With the cost of living rising rapidly and no immediate end in sight, food security is top of mind for many people. Although the spring equinox is less than 2 weeks away, the start of the gardening season will be much later for northern gardeners.
In the meantime, anyone planning an edible garden can certainly get their ducks in a row. Many experienced gardeners have already laid out their crop schedules, including when to sow seeds indoors. For those of you with less experience, there is a lot of good information available that will help you achieve your goal of growing some of your own herbs and vegetables.
If you are looking at a seed sowing schedule from any type of resource, there are a few important things to keep in mind:
- Be sure to plan to grow food you and your family will enjoy eating.
- Do a bit of research to ensure what you plan to grow will thrive in a northern garden. As much as you love sweet potatoes, we simply don’t have a long enough growing season for this crop.
- Be aware that we live in zone 4b to 5a on the plant hardiness scale. Our later northern spring will factor into how early seeds appropriate for starting indoors are sown. Resources that reference planting tender plants like cucumber, tomato and peppers on the May long weekend do not have a realistic timeframe for us. Local farmers wait until after the full moon in June to plant tender crops. Some experienced gardeners will push the envelope but always have frost blankets on hand, or a space to bring in plants during cold spells.
- Make sure you are clear on what crops CAN successfully be started indoors to get a jump on the growing season and those that are best sown directly into the garden.
- Source out seeds from local businesses, seed swaps, group trades or online stores.
- Be sure you have the space with appropriate light to start seedlings indoors. You will need bright light from south or west windows or grow lights to produce healthy seedlings that can transition to outdoors at the appropriate time.
- Be realistic about the space you have and start on a small scale if this is your first time.
- When doing your research, take note of seed types that need special care pre-sowing to germinate well. Some seeds benefit from soaking and others don’t require that special treatment. Some seeds need to be planted in damp soil and chilled or frozen to germinate. All this information is available for the crops you want to grow. Resources include seed catalogs, seed package instructions, online vegetable growing blogs or groups and books available at local libraries.
- Be sure to collect all the seed starting supplies you need prior to your start date. If reusing pots or trays, make sure they are very clean. Use good quality growing medium meant for seed starting.
- Be prepared to label everything you plant so there is no confusion later.
- Seeds will germinate faster with the application of bottom heat. I remember my first-time growing plants from seed involved setting freshly seeded trays on top of the fridge. If you don’t have a source for gentle bottom heat, you can certainly purchase a heat mat to set under your trays. A domed tray will also help keep moisture in the soil, so seeds germinate well, and tiny seedlings don’t dry out. However, constantly monitor your seedlings, as too much moisture can result in mould and seedling death.
If this all sounds like a daunting task for those of you new to gardening, you can buy seedlings already growing from local garden centres at a time appropriate for planting. Staff will be able to provide you guidance.
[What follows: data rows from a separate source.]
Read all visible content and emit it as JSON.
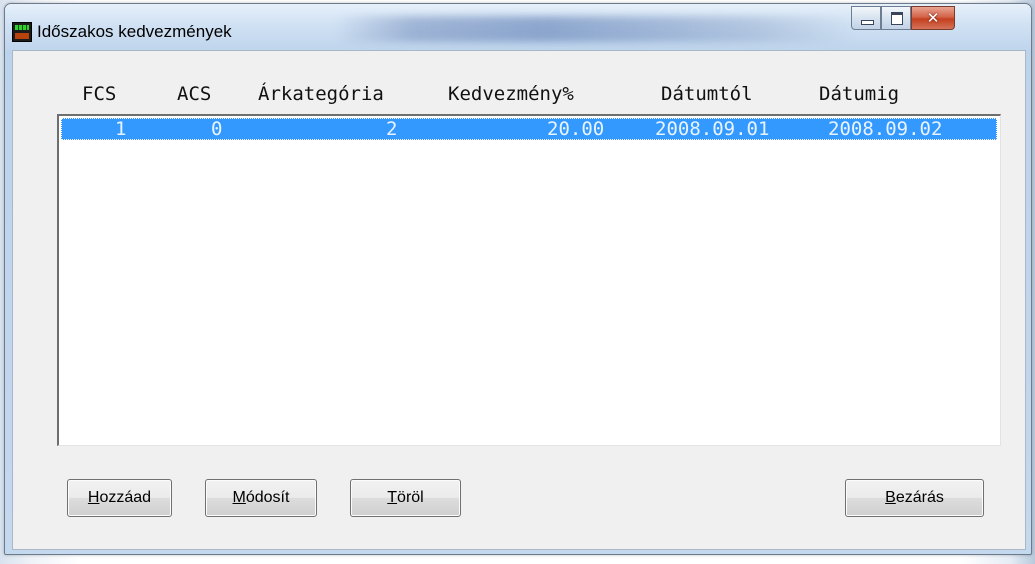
{
  "window": {
    "title": "Időszakos kedvezmények",
    "controls": {
      "minimize": "minimize-icon",
      "maximize": "maximize-icon",
      "close": "✕"
    }
  },
  "table": {
    "columns": [
      "FCS",
      "ACS",
      "Árkategória",
      "Kedvezmény%",
      "Dátumtól",
      "Dátumig"
    ],
    "rows": [
      {
        "fcs": "1",
        "acs": "0",
        "arkategoria": "2",
        "kedvezmeny": "20.00",
        "datumtol": "2008.09.01",
        "datumig": "2008.09.02",
        "selected": true
      }
    ]
  },
  "buttons": {
    "add": {
      "accel": "H",
      "rest": "ozzáad"
    },
    "modify": {
      "accel": "M",
      "rest": "ódosít"
    },
    "delete": {
      "accel": "T",
      "rest": "öröl"
    },
    "close": {
      "accel": "B",
      "rest": "ezárás"
    }
  },
  "colors": {
    "selection": "#3399ff",
    "close_button": "#c4401f"
  }
}
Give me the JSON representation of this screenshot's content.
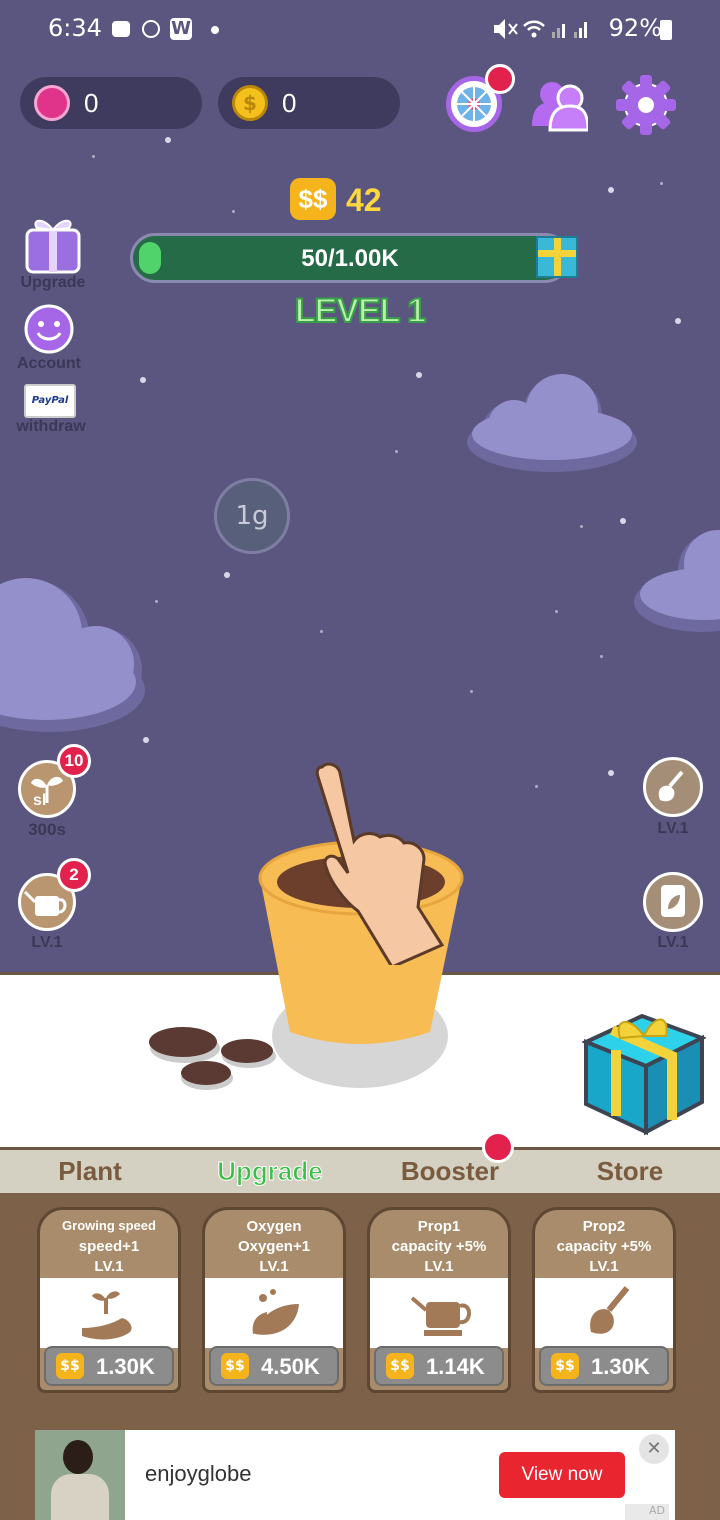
{
  "status_bar": {
    "time": "6:34",
    "battery": "92%"
  },
  "currency": {
    "gems": "0",
    "coins": "0"
  },
  "progress": {
    "cash": "42",
    "bar_text": "50/1.00K",
    "fraction": 0.05,
    "level": "LEVEL 1"
  },
  "left_menu": {
    "upgrade": "Upgrade",
    "account": "Account",
    "withdraw": "withdraw",
    "paypal": "PayPal"
  },
  "floating": {
    "weight": "1g"
  },
  "side_buttons": {
    "seed_badge": "10",
    "seed_timer": "300s",
    "seed_icon_text": "sl",
    "water_badge": "2",
    "water_level": "LV.1",
    "shovel_level": "LV.1",
    "bag_level": "LV.1"
  },
  "tabs": [
    {
      "label": "Plant",
      "active": false
    },
    {
      "label": "Upgrade",
      "active": true
    },
    {
      "label": "Booster",
      "active": false
    },
    {
      "label": "Store",
      "active": false
    }
  ],
  "cards": [
    {
      "title": "Growing speed",
      "line2": "speed+1",
      "level": "LV.1",
      "price": "1.30K",
      "icon": "hand-sprout-icon"
    },
    {
      "title": "Oxygen",
      "line2": "Oxygen+1",
      "level": "LV.1",
      "price": "4.50K",
      "icon": "leaves-icon"
    },
    {
      "title": "Prop1",
      "line2": "capacity +5%",
      "level": "LV.1",
      "price": "1.14K",
      "icon": "watering-can-icon"
    },
    {
      "title": "Prop2",
      "line2": "capacity +5%",
      "level": "LV.1",
      "price": "1.30K",
      "icon": "trowel-icon"
    }
  ],
  "ad": {
    "brand": "enjoyglobe",
    "cta": "View now",
    "tag": "AD"
  },
  "colors": {
    "sky": "#5b567f",
    "accent_green": "#3bbf48",
    "badge_red": "#e3214d",
    "panel_brown": "#7d6149"
  }
}
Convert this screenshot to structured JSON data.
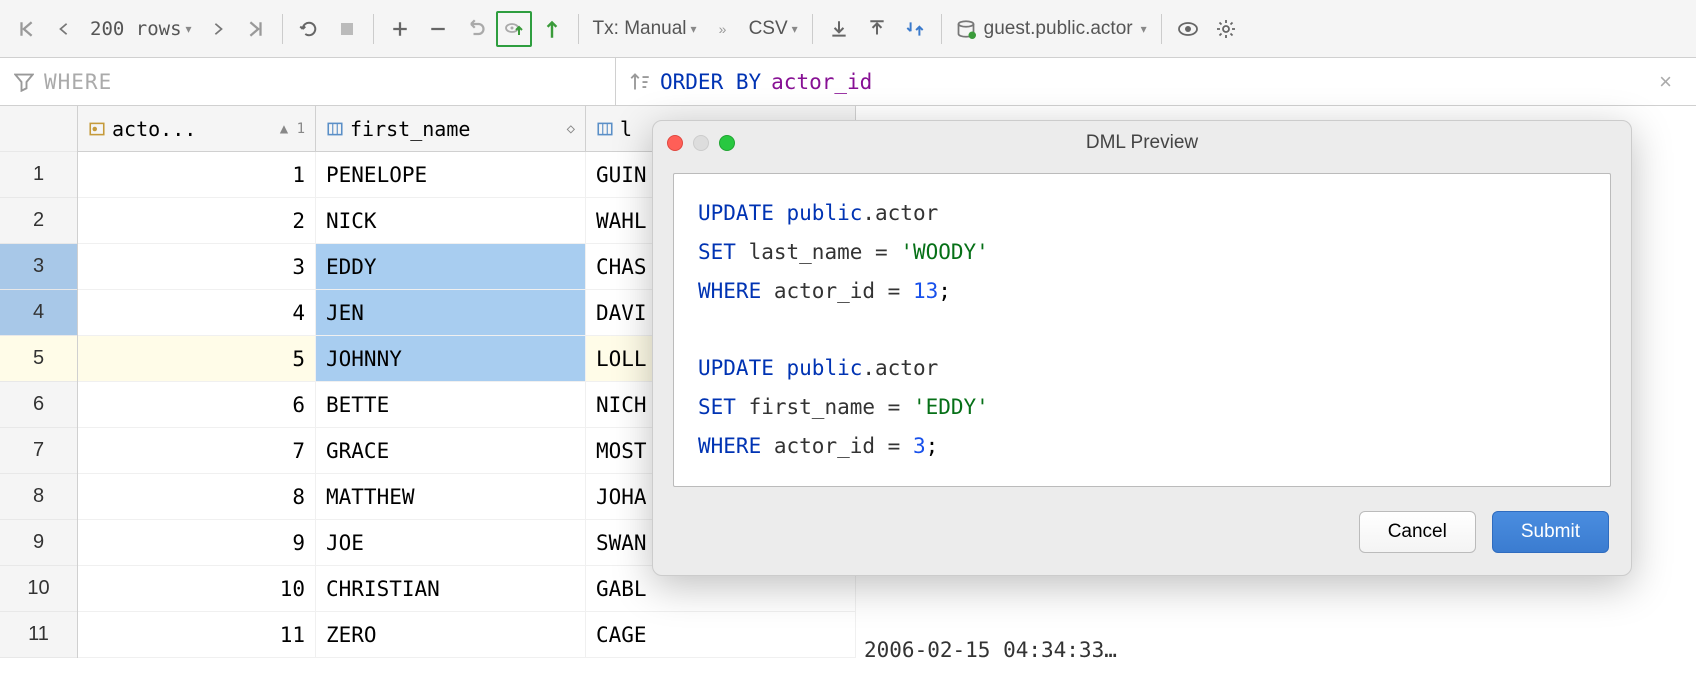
{
  "toolbar": {
    "rows_label": "200 rows",
    "tx_label": "Tx: Manual",
    "format_label": "CSV",
    "datasource_label": "guest.public.actor"
  },
  "filter": {
    "where_label": "WHERE",
    "order_by_label": "ORDER BY",
    "order_by_col": "actor_id"
  },
  "columns": {
    "id": "acto...",
    "id_sort": "1",
    "first_name": "first_name",
    "last_name_short": "l"
  },
  "rows": [
    {
      "n": "1",
      "id": "1",
      "fn": "PENELOPE",
      "ln": "GUIN"
    },
    {
      "n": "2",
      "id": "2",
      "fn": "NICK",
      "ln": "WAHL"
    },
    {
      "n": "3",
      "id": "3",
      "fn": "EDDY",
      "ln": "CHAS"
    },
    {
      "n": "4",
      "id": "4",
      "fn": "JEN",
      "ln": "DAVI"
    },
    {
      "n": "5",
      "id": "5",
      "fn": "JOHNNY",
      "ln": "LOLL"
    },
    {
      "n": "6",
      "id": "6",
      "fn": "BETTE",
      "ln": "NICH"
    },
    {
      "n": "7",
      "id": "7",
      "fn": "GRACE",
      "ln": "MOST"
    },
    {
      "n": "8",
      "id": "8",
      "fn": "MATTHEW",
      "ln": "JOHA"
    },
    {
      "n": "9",
      "id": "9",
      "fn": "JOE",
      "ln": "SWAN"
    },
    {
      "n": "10",
      "id": "10",
      "fn": "CHRISTIAN",
      "ln": "GABL"
    },
    {
      "n": "11",
      "id": "11",
      "fn": "ZERO",
      "ln": "CAGE"
    }
  ],
  "timestamp_cell": "2006-02-15 04:34:33…",
  "dialog": {
    "title": "DML Preview",
    "sql": {
      "l1_kw": "UPDATE",
      "l1_schema": "public",
      "l1_tbl": ".actor",
      "l2_kw": "SET",
      "l2_col": "last_name = ",
      "l2_val": "'WOODY'",
      "l3_kw": "WHERE",
      "l3_col": "actor_id = ",
      "l3_val": "13",
      "l4_kw": "UPDATE",
      "l4_schema": "public",
      "l4_tbl": ".actor",
      "l5_kw": "SET",
      "l5_col": "first_name = ",
      "l5_val": "'EDDY'",
      "l6_kw": "WHERE",
      "l6_col": "actor_id = ",
      "l6_val": "3"
    },
    "cancel": "Cancel",
    "submit": "Submit"
  }
}
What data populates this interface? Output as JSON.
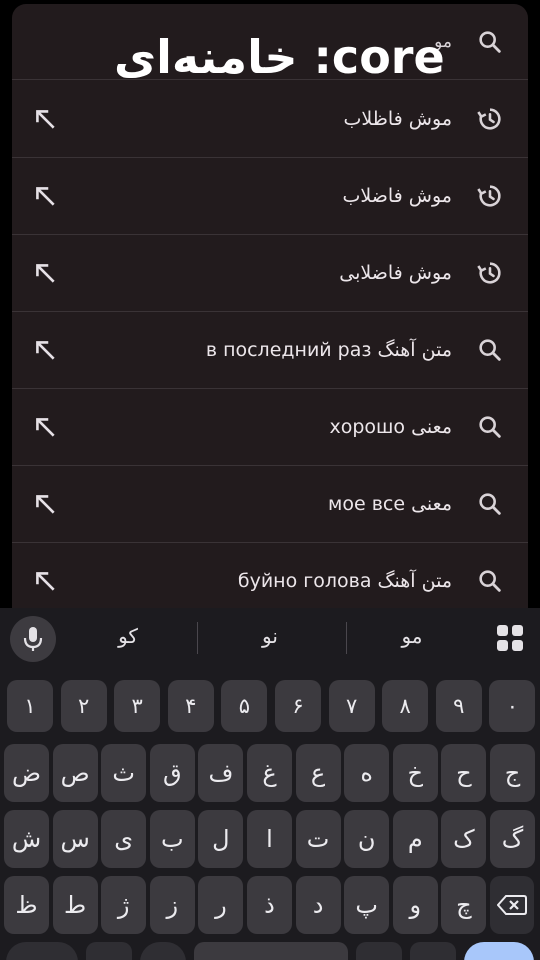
{
  "search": {
    "query": "مو",
    "overlay": "خامنه‌ای :core"
  },
  "suggestions": [
    {
      "type": "history",
      "text": "موش فاظلاب"
    },
    {
      "type": "history",
      "text": "موش فاضلاب"
    },
    {
      "type": "history",
      "text": "موش فاضلابی"
    },
    {
      "type": "search",
      "text": "متن آهنگ в последний раз"
    },
    {
      "type": "search",
      "text": "معنی хорошо"
    },
    {
      "type": "search",
      "text": "معنی мое все"
    },
    {
      "type": "search",
      "text": "متن آهنگ буйно голова"
    }
  ],
  "keyboard": {
    "word_suggestions": [
      "کو",
      "نو",
      "مو"
    ],
    "rows": [
      [
        "۱",
        "۲",
        "۳",
        "۴",
        "۵",
        "۶",
        "۷",
        "۸",
        "۹",
        "۰"
      ],
      [
        "ض",
        "ص",
        "ث",
        "ق",
        "ف",
        "غ",
        "ع",
        "ه",
        "خ",
        "ح",
        "ج"
      ],
      [
        "ش",
        "س",
        "ی",
        "ب",
        "ل",
        "ا",
        "ت",
        "ن",
        "م",
        "ک",
        "گ"
      ],
      [
        "ظ",
        "ط",
        "ژ",
        "ز",
        "ر",
        "ذ",
        "د",
        "پ",
        "و",
        "چ"
      ]
    ]
  },
  "colors": {
    "panel": "#221b1d",
    "keyboard": "#1c1b1f",
    "key": "#3c3a3f",
    "accent": "#a8c7fa"
  }
}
Are you an experienced gardener with some extra time? Why not consider mentoring someone who would love to learn! It will be very rewarding.
If you are a new gardener, don’t hesitate to ask a friend or relative for help.